2017 was a year of many comings and goings for the Classics Department at the University of Washington. In September 2016 the Department returned to the beautifully rebuilt Denny Hall. Our offices are in the same general area and the Meg Greenfield Room still serves as the departmental Seminar room, under the watchful gaze of the plaster casts of the Delphi Charioteer and Venus de Milo. It has been wonderful to be back at the center of campus and see students enjoying the pleasant and functional spaces in the building.
We welcomed new graduate students: Kaitlyn Boulding (BA Dalhousie), Sarah Brucia Breitenfeld (BA Skidmore), Muditha Dharmasiri (BA University of Peradeniya, Sri Lanka, Fulbright Fellow), Grace Funsten (BA Georgetown), Diana Molkova (BA Kyiv), and Danielle Petersen (BA Western Washington) have brought their vibrant perspectives on ancient Greece and Rome to Denny Hall. Meanwhile, UW Classics PhD students Matthew Gorey, Eunice Kim, and Adriana Vazquez defended their dissertations in summer 2017 before heading out to teaching positions at Bucknell, Gonzaga, and UCLA. As faculty we are grateful to have worked with each of them, and for their outstanding contributions in their roles as instructors in the department's courses: each has inspired many students to pursue further studies in Classics. In June we congratulated 2017's graduating seniors: Gessica Adornato, Alexis Allen, Timothy Gleghorn, Kayoung Kim, Brant McPherson, and Richard Russell.
In June we also welcomed back the members of the Department's Spring Quarter in Rome program. Students expressed deep gratitude for the travel funding awards that helped make their experiences in Rome possible. Looking ahead to the 2018 Rome program, we are delighted to announce that the Roseanna Wabel McDermott Endowed Fund for Study Abroad will be making awards to students pursuing study abroad experiences in Classics. The aim of this fund is to make study abroad experiences more accessible to students and its goals are aligned with the goals of the University's Office of Minority Affairs and Diversity and its Educational Opportunity Program: promoting academic success and graduation for under-represented ethnic minority, economically disadvantaged and first generation college students at the University of Washington.

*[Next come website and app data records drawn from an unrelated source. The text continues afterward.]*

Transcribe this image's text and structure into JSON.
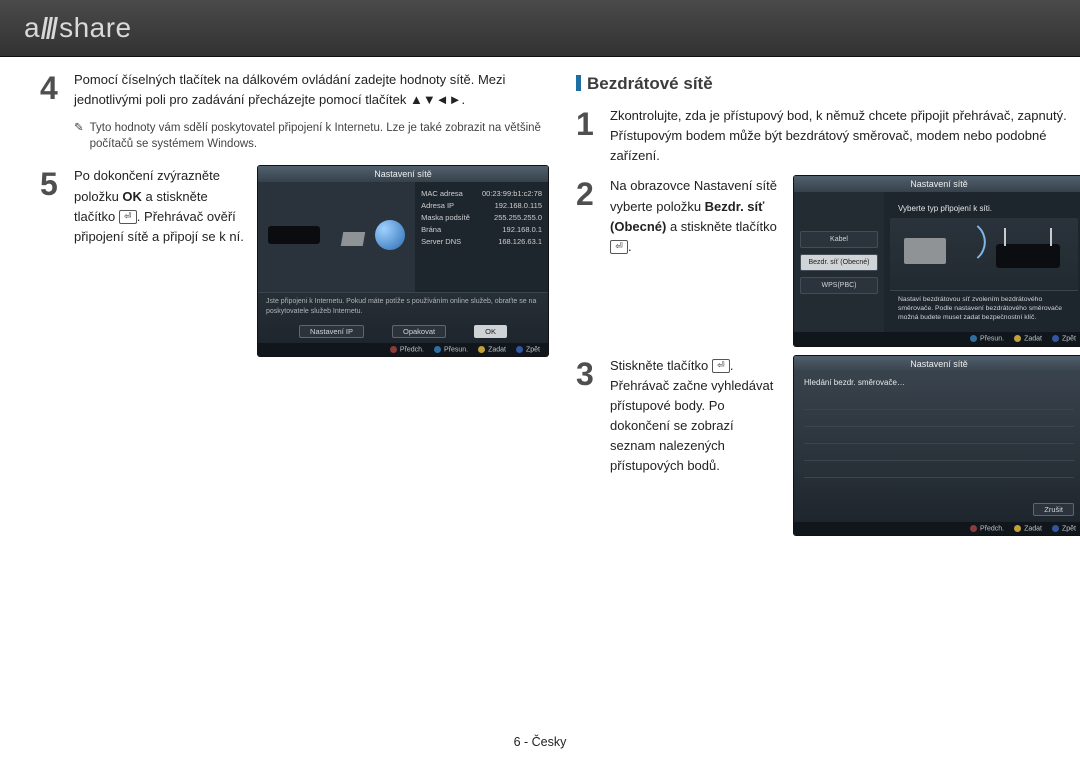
{
  "logo_text_a": "a",
  "logo_text_b": "share",
  "left": {
    "step4": {
      "num": "4",
      "text_a": "Pomocí číselných tlačítek na dálkovém ovládání zadejte hodnoty sítě. Mezi jednotlivými poli pro zadávání přecházejte pomocí tlačítek ",
      "arrows": "▲▼◄►",
      "dot": "."
    },
    "note_icon": "✎",
    "note": "Tyto hodnoty vám sdělí poskytovatel připojení k Internetu. Lze je také zobrazit na většině počítačů se systémem Windows.",
    "step5": {
      "num": "5",
      "txt_a": "Po dokončení zvýrazněte položku ",
      "bold": "OK",
      "txt_b": " a stiskněte tlačítko ",
      "txt_c": ". Přehrávač ověří připojení sítě a připojí se k ní."
    },
    "shot": {
      "title": "Nastavení sítě",
      "kv": [
        {
          "k": "MAC adresa",
          "v": "00:23:99:b1:c2:78"
        },
        {
          "k": "Adresa IP",
          "v": "192.168.0.115"
        },
        {
          "k": "Maska podsítě",
          "v": "255.255.255.0"
        },
        {
          "k": "Brána",
          "v": "192.168.0.1"
        },
        {
          "k": "Server DNS",
          "v": "168.126.63.1"
        }
      ],
      "msg": "Jste připojeni k Internetu. Pokud máte potíže s používáním online služeb, obraťte se na poskytovatele služeb Internetu.",
      "btns": {
        "a": "Nastavení IP",
        "b": "Opakovat",
        "c": "OK"
      },
      "foot": {
        "a": "Předch.",
        "b": "Přesun.",
        "c": "Zadat",
        "d": "Zpět"
      }
    }
  },
  "right": {
    "h2": "Bezdrátové sítě",
    "step1": {
      "num": "1",
      "text": "Zkontrolujte, zda je přístupový bod, k němuž chcete připojit přehrávač, zapnutý. Přístupovým bodem může být bezdrátový směrovač, modem nebo podobné zařízení."
    },
    "step2": {
      "num": "2",
      "txt_a": "Na obrazovce Nastavení sítě vyberte položku ",
      "bold": "Bezdr. síť (Obecné)",
      "txt_b": " a stiskněte tlačítko ",
      "dot": "."
    },
    "shot2": {
      "title": "Nastavení sítě",
      "subtitle": "Vyberte typ připojení k síti.",
      "opts": {
        "a": "Kabel",
        "b": "Bezdr. síť (Obecné)",
        "c": "WPS(PBC)"
      },
      "desc": "Nastaví bezdrátovou síť zvolením bezdrátového směrovače. Podle nastavení bezdrátového směrovače možná budete muset zadat bezpečnostní klíč.",
      "foot": {
        "b": "Přesun.",
        "c": "Zadat",
        "d": "Zpět"
      }
    },
    "step3": {
      "num": "3",
      "txt_a": "Stiskněte tlačítko ",
      "txt_b": ". Přehrávač začne vyhledávat přístupové body. Po dokončení se zobrazí seznam nalezených přístupových bodů."
    },
    "shot3": {
      "title": "Nastavení sítě",
      "search": "Hledání bezdr. směrovače…",
      "cancel": "Zrušit",
      "foot": {
        "a": "Předch.",
        "c": "Zadat",
        "d": "Zpět"
      }
    }
  },
  "footer": "6 - Česky"
}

New courses being taught in the Department include Professor Stroup's very innovative and popular course on STEM in Antiquity while faculty research highlights include Professor Hollmann's work on the decipherment and interpretation of ancient magical texts.
As always, we are deeply grateful for the support of everyone who has contributed to the success of the department. Recent donors to the Department are listed here. The teaching and research that happens in the department are strengthened in numerous ways by support of various kinds from our friends in the broader community. If your travels bring you to campus, we encourage you to let us know so that we can show you around the beautiful new Denny Hall.
With best wishes,
Catherine Connors, Professor and Chair